The Road to Paradise a film by Houda Benyamina. 2011, France, 43 min. Single motherhood and marginalization from a sincere emerging voice in French cinema.


This film screened exclusively for a week and is currently not available online.

Keeping the focus on emerging directors and new voices in French cinema we turn to a mid-length feature from Houda Benyamina. She made this film before her debut feature, Divines, for which she was awarded the Caméra d’Or prize at Cannes last year. Divines, which was also nominated for Best Film in a Foreign Language at the Golden Globes, tells the story of two teenage girls, best friends from a tough suburb of Paris who, dreaming of making money, start working for the local dealer.



In The Road to Paradise, Benyamina focuses on another marginalized community: the ones of the illegal migrants and romanis. The film follows Leila, a mother of two living illegally in France, trying to raise her kids while failing to connect with her husband who has crossed the border into England. To make this film, Benyamina immersed herself in a camp of illegal migrants for a couple of months. She wished to communicate the dread of expulsion and the constant feeling of urgency that she witnessed there. Her film pulls you into the difficult lives of the characters, and doesn’t let you go. It is without doubt Benyamina’s sincerity as an engaged filmmaker that makes the film so compelling.

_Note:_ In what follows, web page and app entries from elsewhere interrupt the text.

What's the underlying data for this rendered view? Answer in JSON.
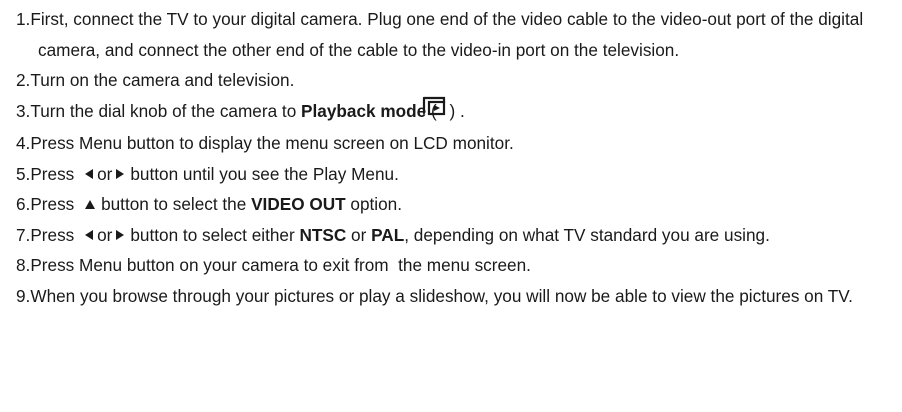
{
  "steps": [
    {
      "num": "1.",
      "text": "First, connect the TV to your digital camera. Plug one end of the video cable to the video-out port of the digital camera, and connect the other end of the cable to the video-in port on the television."
    },
    {
      "num": "2.",
      "text": "Turn on the camera and television."
    },
    {
      "num": "3.",
      "pre": "Turn the dial knob of the camera to ",
      "bold": "Playback mode",
      "open": " ( ",
      "close": ") .",
      "icon": "playback-mode-icon"
    },
    {
      "num": "4.",
      "text": "Press Menu button to display the menu screen on LCD monitor."
    },
    {
      "num": "5.",
      "pre": "Press ",
      "or": "or",
      "post": "button until you see the Play Menu.",
      "icons": [
        "left-arrow-icon",
        "right-arrow-icon"
      ]
    },
    {
      "num": "6.",
      "pre": "Press ",
      "mid": "button to select the ",
      "bold": "VIDEO OUT",
      "post": " option.",
      "icon": "up-arrow-icon"
    },
    {
      "num": "7.",
      "pre": "Press ",
      "or": "or",
      "mid": "button to select either ",
      "bold1": "NTSC",
      "or2": " or ",
      "bold2": "PAL",
      "post": ", depending on what TV standard you are using.",
      "icons": [
        "left-arrow-icon",
        "right-arrow-icon"
      ]
    },
    {
      "num": "8.",
      "text": "Press Menu button on your camera to exit from  the menu screen."
    },
    {
      "num": "9.",
      "text": "When you browse through your pictures or play a slideshow, you will now be able to view the pictures on TV."
    }
  ]
}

“I am an outraged person… I’m interested by the poor and disgraced people, the ones on the margins of society.” HOUDA BENYAMINA

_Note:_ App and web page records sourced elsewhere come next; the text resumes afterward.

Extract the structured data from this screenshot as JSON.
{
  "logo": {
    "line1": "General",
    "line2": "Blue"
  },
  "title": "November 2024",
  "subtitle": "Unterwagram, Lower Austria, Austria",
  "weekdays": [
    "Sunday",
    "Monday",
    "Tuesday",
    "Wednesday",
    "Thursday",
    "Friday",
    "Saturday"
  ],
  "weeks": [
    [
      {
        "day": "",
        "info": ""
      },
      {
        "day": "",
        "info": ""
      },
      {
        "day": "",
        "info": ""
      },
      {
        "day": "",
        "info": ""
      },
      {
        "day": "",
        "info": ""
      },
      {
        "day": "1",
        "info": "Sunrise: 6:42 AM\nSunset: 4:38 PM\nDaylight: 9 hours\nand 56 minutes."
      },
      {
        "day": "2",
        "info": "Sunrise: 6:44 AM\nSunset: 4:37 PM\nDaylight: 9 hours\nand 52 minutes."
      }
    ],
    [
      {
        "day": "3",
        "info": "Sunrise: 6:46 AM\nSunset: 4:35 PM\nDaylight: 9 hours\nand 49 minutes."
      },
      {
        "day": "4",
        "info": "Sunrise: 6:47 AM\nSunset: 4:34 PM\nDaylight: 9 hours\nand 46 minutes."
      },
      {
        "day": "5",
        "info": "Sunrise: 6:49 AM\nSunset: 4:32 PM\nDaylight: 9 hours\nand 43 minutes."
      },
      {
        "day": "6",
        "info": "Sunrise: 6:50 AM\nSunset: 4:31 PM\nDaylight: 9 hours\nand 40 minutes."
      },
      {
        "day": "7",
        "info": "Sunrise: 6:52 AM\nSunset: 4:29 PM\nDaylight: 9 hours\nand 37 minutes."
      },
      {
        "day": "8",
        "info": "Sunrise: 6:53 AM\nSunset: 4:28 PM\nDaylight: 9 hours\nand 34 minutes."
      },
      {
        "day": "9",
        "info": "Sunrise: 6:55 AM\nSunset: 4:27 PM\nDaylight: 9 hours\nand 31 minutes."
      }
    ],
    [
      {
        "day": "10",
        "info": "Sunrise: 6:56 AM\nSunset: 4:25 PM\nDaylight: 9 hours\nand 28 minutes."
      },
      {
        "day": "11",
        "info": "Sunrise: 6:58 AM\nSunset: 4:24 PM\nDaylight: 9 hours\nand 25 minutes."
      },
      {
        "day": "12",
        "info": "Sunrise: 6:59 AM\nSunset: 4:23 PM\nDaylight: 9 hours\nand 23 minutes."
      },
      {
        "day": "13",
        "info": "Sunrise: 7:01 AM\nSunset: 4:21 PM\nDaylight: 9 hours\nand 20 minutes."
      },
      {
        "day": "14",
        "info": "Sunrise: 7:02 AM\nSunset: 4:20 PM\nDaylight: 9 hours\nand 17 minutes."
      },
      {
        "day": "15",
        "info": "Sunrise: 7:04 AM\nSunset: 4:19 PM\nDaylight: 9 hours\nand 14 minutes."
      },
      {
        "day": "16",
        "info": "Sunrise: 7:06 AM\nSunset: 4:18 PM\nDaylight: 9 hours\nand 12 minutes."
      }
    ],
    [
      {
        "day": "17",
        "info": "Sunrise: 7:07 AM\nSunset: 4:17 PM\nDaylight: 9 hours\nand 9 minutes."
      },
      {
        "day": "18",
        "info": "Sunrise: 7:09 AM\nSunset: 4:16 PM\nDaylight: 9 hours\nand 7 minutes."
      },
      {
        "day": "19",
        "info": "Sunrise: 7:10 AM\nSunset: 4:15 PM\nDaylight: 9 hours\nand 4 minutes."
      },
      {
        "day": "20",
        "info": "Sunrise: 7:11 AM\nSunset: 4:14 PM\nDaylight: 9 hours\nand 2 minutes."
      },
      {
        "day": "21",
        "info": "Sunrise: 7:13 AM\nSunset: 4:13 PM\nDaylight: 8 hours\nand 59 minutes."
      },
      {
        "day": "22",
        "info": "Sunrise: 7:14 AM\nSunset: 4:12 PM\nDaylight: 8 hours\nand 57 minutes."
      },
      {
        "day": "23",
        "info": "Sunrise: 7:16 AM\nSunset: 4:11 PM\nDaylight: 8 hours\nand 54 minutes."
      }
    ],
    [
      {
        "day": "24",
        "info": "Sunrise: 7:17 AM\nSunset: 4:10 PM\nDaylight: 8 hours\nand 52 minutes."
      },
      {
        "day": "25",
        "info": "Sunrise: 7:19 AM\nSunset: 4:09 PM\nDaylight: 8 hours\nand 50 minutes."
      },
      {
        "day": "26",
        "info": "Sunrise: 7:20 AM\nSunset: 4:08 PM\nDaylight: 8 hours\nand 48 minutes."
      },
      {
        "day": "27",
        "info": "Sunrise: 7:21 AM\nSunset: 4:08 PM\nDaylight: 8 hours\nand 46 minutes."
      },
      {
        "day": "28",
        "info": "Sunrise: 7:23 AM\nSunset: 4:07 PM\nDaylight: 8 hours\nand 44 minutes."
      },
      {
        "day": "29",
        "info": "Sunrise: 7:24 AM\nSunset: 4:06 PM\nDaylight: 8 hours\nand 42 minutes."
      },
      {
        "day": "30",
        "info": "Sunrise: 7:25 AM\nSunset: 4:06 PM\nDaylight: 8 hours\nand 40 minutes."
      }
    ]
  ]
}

Benyamina grew up in an underprivileged suburb of Paris. On her way to train as a hairdresser, a teacher saw her reading Jean-Ferdinand Céline and encouraged her to pursue her studies. She later graduated in acting from the ERAC in Cannes, and went on to study acting in Minsk and New York. Acting didn’t fully satisfy her, and she starting directing a number of shorts culminating with this film. It was produced by Marc-Benoît Créancier, who also produced Divines. Benyamina is the founder of 1000 Visages, an association that aims to promote cinema and provide a better access to it in difficult areas in France.

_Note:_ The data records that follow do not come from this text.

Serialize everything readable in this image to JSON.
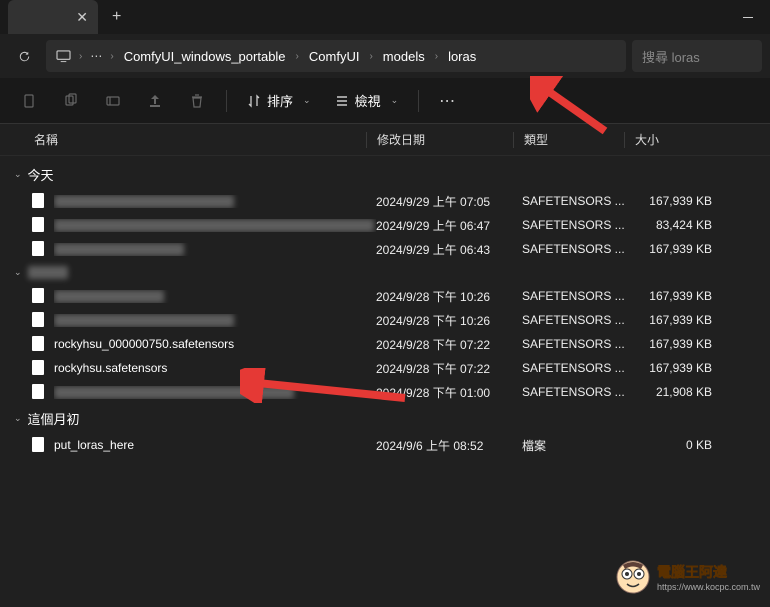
{
  "breadcrumb": {
    "items": [
      "ComfyUI_windows_portable",
      "ComfyUI",
      "models",
      "loras"
    ]
  },
  "search": {
    "placeholder": "搜尋 loras"
  },
  "toolbar": {
    "sort": "排序",
    "view": "檢視"
  },
  "columns": {
    "name": "名稱",
    "date": "修改日期",
    "type": "類型",
    "size": "大小"
  },
  "groups": [
    {
      "label": "今天",
      "rows": [
        {
          "name": "████████████████",
          "blur": true,
          "date": "2024/9/29 上午 07:05",
          "type": "SAFETENSORS ...",
          "size": "167,939 KB",
          "nameWidth": 180
        },
        {
          "name": "████████████████████████████████",
          "blur": true,
          "date": "2024/9/29 上午 06:47",
          "type": "SAFETENSORS ...",
          "size": "83,424 KB",
          "nameWidth": 320
        },
        {
          "name": "███████████████",
          "blur": true,
          "date": "2024/9/29 上午 06:43",
          "type": "SAFETENSORS ...",
          "size": "167,939 KB",
          "nameWidth": 130
        }
      ]
    },
    {
      "label": "████",
      "blur": true,
      "rows": [
        {
          "name": "████████████",
          "blur": true,
          "date": "2024/9/28 下午 10:26",
          "type": "SAFETENSORS ...",
          "size": "167,939 KB",
          "nameWidth": 110
        },
        {
          "name": "██████████████████",
          "blur": true,
          "date": "2024/9/28 下午 10:26",
          "type": "SAFETENSORS ...",
          "size": "167,939 KB",
          "nameWidth": 180
        },
        {
          "name": "rockyhsu_000000750.safetensors",
          "blur": false,
          "date": "2024/9/28 下午 07:22",
          "type": "SAFETENSORS ...",
          "size": "167,939 KB"
        },
        {
          "name": "rockyhsu.safetensors",
          "blur": false,
          "date": "2024/9/28 下午 07:22",
          "type": "SAFETENSORS ...",
          "size": "167,939 KB"
        },
        {
          "name": "█████████████████████████",
          "blur": true,
          "date": "2024/9/28 下午 01:00",
          "type": "SAFETENSORS ...",
          "size": "21,908 KB",
          "nameWidth": 240
        }
      ]
    },
    {
      "label": "這個月初",
      "rows": [
        {
          "name": "put_loras_here",
          "blur": false,
          "date": "2024/9/6 上午 08:52",
          "type": "檔案",
          "size": "0 KB"
        }
      ]
    }
  ],
  "watermark": {
    "title": "電腦王阿達",
    "url": "https://www.kocpc.com.tw"
  }
}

Credits for
Madjouline Idrissi, Sanna Marouk, Mounir Margoum & Yanis Siraj
written by
Houda Benyamina & Malik Rumeau
produced by
Marc-Benoît Créancier
Michaël Capron
Julie Dupré